David to Goliath pulling out my slingshot
Hulk Hogan to Andre The Giant with my leg chop
He makes very good usage of samples as well, which provide fishing hook intros to each song, as well as backing to various sections of tracks. As such, they give a refreshingly early 90′s feel to most of the songs. He maintains solid enough production values without veering into overly auto-tuned, shamelessy overproduced pop territory. One thing I would like to see is hip hop artists choosing more obscure samples. It’s too cheap and easy to take a known hook from a classic hit song and basically have a built in, time-tested hook. The best samples should be unrecognizable except to seriously detail oriented movie and music buffs, tv trivia nerds etc. In “Heartache and Pain” Pat appears to sample the Foreigner classic “I Want To Know What Love Is.” He also samples an instrumental portion from “The Look Of Love” as well(which actually works very well with his song but has probably been sampled to death by now.) I think I detected some Laurence Fishburne dialogue in there somewhere, The album contains a lot of other samples, most of which blend in smoothly with his beats and music unremarkably(a good thing.) Hint: If you want a good Laurence Fishburne sample for your next album grab the one from “Apocalypse Now Redux” where he is singing a Beach Boys lyric.

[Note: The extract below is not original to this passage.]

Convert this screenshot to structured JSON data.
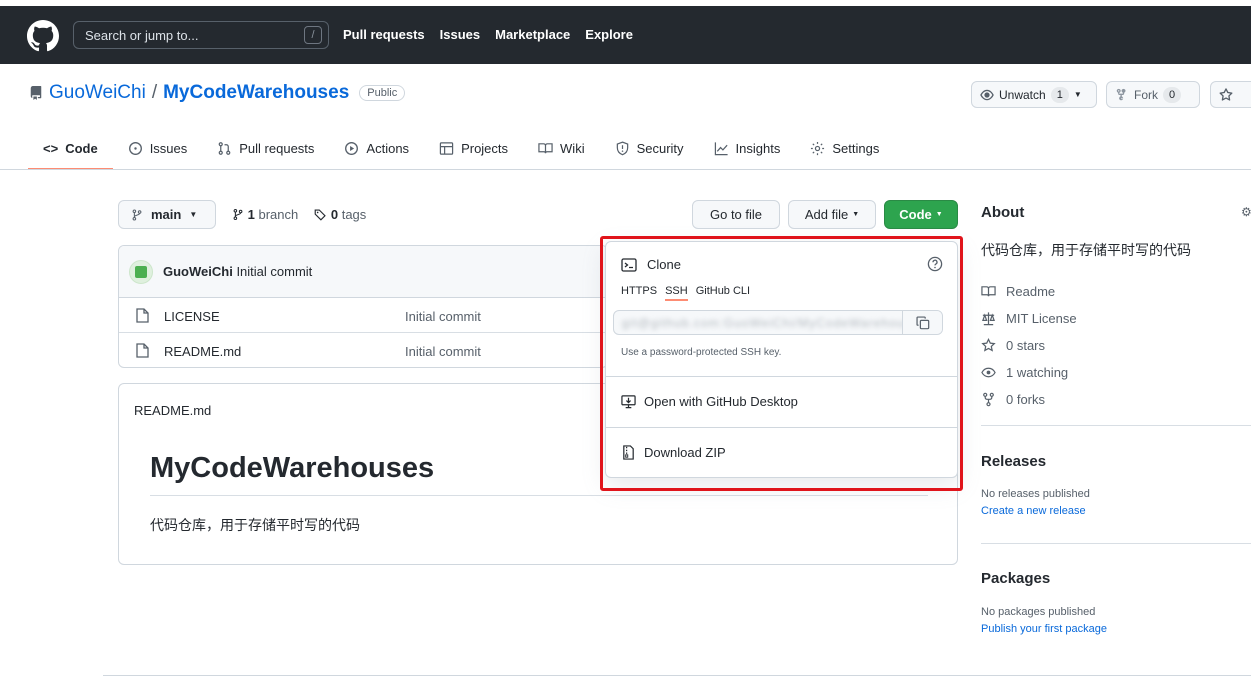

The songs on this album are very catchy, and the lyrics are quite poetic for the most part. In “Soul Searching” he somewhat shockingly mentions that he “sympathizes with the Columbine murderers.” Probably many people would on some level, if they had been bullied or made fun of in school at any time in their life. Whether he is serious or whether it is just a lyrical metaphor, there actually is always some genuine soul searching going on when someone faces potentially dark thoughts. This is the type of stuff that ties the album together nicely with the title. Is it artistic truth and intellectual honesty, misunderstood by unimaginative people? Or is P.A.T. just another embodiment of the worst of hip hop stereotypes? Maybe a bit of both? What seems to separate him from most other hip hop artists is a self awareness and witty sense of humor about the matter. Even though you can tell he has some street cred and could get tough if he wanted to, he comes off more as a guy you’d want to hang out with and wax nostalgic about vintage Super Nintendo games and 80′s TV than someone who’s going to corrupt your children and radicalize oppressed peoples. His demeanor is just too polite and reasonable for all that. Check out his music. It’s worth a few listens.